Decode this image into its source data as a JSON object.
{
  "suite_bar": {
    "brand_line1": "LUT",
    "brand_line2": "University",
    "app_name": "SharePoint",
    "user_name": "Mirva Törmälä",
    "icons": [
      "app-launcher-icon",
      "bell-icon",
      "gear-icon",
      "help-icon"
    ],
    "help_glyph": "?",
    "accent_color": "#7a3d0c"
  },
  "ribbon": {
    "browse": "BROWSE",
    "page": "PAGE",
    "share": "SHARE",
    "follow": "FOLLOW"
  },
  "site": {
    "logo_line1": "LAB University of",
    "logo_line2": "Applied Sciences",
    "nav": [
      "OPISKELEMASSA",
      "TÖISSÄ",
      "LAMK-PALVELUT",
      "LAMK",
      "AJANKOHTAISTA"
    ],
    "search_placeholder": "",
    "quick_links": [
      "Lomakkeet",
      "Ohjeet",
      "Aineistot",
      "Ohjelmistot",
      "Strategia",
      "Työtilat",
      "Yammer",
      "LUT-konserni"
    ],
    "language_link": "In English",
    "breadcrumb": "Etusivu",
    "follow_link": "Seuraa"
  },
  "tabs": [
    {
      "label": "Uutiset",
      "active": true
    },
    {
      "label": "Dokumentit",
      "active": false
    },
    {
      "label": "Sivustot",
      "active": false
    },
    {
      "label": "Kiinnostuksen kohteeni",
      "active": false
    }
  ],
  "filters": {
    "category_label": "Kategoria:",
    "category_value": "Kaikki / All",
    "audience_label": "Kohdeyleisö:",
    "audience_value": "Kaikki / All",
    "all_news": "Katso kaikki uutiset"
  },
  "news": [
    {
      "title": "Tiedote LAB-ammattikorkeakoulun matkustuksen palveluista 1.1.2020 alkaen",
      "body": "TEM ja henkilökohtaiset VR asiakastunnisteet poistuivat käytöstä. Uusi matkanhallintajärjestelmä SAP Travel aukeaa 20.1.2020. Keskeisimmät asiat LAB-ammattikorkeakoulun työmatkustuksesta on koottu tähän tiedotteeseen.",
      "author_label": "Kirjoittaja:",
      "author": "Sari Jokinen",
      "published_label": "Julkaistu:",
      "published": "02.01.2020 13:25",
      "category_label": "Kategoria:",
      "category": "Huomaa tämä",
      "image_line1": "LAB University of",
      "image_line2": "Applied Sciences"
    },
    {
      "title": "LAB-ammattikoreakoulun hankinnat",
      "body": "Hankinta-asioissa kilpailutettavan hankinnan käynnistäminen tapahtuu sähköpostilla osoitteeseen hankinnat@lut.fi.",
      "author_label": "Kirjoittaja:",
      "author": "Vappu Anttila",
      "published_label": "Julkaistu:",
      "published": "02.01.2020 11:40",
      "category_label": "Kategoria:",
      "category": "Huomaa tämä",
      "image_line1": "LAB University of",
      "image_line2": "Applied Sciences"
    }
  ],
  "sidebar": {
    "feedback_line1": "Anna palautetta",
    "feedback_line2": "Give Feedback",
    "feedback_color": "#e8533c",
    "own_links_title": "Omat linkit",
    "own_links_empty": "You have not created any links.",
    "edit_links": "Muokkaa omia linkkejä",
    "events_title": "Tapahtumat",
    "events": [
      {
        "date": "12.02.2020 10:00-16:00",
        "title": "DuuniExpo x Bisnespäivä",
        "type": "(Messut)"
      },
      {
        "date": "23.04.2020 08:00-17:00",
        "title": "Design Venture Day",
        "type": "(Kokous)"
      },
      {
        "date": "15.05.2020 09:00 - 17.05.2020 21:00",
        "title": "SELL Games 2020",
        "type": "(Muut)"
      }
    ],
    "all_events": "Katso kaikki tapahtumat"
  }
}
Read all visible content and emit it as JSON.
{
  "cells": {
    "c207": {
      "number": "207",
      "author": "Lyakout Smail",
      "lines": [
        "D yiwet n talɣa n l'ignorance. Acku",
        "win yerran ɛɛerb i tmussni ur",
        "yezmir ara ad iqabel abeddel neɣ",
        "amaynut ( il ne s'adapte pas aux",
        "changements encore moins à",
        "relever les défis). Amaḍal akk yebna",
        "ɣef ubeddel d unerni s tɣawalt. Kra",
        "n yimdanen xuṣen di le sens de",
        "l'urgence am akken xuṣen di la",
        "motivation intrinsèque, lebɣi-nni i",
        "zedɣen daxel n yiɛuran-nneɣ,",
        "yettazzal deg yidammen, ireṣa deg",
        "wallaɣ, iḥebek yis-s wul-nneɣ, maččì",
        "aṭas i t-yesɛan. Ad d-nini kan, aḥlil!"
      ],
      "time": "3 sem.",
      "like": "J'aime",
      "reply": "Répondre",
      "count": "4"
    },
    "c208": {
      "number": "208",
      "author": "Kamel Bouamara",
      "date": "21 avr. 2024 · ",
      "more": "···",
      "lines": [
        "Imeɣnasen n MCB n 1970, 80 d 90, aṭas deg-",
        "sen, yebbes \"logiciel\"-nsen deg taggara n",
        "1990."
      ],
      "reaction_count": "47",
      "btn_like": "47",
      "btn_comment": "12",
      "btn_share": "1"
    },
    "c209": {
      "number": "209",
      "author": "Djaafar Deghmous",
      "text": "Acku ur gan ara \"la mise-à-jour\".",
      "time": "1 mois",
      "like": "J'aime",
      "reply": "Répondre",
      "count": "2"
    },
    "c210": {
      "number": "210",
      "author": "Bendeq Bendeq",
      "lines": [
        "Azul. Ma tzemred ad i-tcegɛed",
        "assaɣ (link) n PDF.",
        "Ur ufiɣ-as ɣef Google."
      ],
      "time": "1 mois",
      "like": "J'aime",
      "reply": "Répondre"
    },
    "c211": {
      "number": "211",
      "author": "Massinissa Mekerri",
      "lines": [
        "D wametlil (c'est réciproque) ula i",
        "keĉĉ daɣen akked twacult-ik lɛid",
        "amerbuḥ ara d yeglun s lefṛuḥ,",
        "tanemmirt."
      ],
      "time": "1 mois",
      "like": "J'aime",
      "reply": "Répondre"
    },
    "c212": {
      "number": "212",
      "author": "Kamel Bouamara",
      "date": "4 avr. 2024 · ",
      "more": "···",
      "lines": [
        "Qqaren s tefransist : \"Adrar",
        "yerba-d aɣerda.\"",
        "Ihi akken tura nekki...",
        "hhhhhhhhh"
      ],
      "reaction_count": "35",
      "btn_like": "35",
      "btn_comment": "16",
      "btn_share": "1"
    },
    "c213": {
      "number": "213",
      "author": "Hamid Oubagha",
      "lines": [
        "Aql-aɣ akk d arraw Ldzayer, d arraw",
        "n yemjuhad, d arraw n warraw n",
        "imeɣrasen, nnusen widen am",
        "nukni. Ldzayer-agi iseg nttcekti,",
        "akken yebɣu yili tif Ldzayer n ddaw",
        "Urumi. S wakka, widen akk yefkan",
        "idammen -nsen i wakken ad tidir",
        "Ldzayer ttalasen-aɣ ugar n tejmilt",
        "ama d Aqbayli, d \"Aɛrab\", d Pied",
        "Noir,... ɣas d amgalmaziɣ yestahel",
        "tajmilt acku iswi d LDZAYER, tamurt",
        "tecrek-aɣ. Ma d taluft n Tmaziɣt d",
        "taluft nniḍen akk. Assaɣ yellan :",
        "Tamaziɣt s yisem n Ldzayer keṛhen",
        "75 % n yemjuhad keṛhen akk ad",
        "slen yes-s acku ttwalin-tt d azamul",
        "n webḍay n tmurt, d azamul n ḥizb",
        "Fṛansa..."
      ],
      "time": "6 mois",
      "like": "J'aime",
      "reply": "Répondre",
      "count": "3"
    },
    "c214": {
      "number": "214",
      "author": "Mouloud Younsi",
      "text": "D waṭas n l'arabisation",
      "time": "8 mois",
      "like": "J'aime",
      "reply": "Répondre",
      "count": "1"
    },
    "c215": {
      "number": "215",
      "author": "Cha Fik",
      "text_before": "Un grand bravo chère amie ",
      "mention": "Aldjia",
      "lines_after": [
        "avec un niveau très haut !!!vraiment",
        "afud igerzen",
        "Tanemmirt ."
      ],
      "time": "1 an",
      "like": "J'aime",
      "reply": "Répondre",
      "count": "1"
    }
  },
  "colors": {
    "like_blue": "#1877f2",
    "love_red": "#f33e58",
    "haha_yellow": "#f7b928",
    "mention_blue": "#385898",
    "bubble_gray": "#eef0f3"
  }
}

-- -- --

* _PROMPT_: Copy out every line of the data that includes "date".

* _FINISHED TASK_:
        "date": "12.02.2020 10:00-16:00",
        "date": "23.04.2020 08:00-17:00",
        "date": "15.05.2020 09:00 - 17.05.2020 21:00",
      "date": "21 avr. 2024 · ",
      "date": "4 avr. 2024 · ",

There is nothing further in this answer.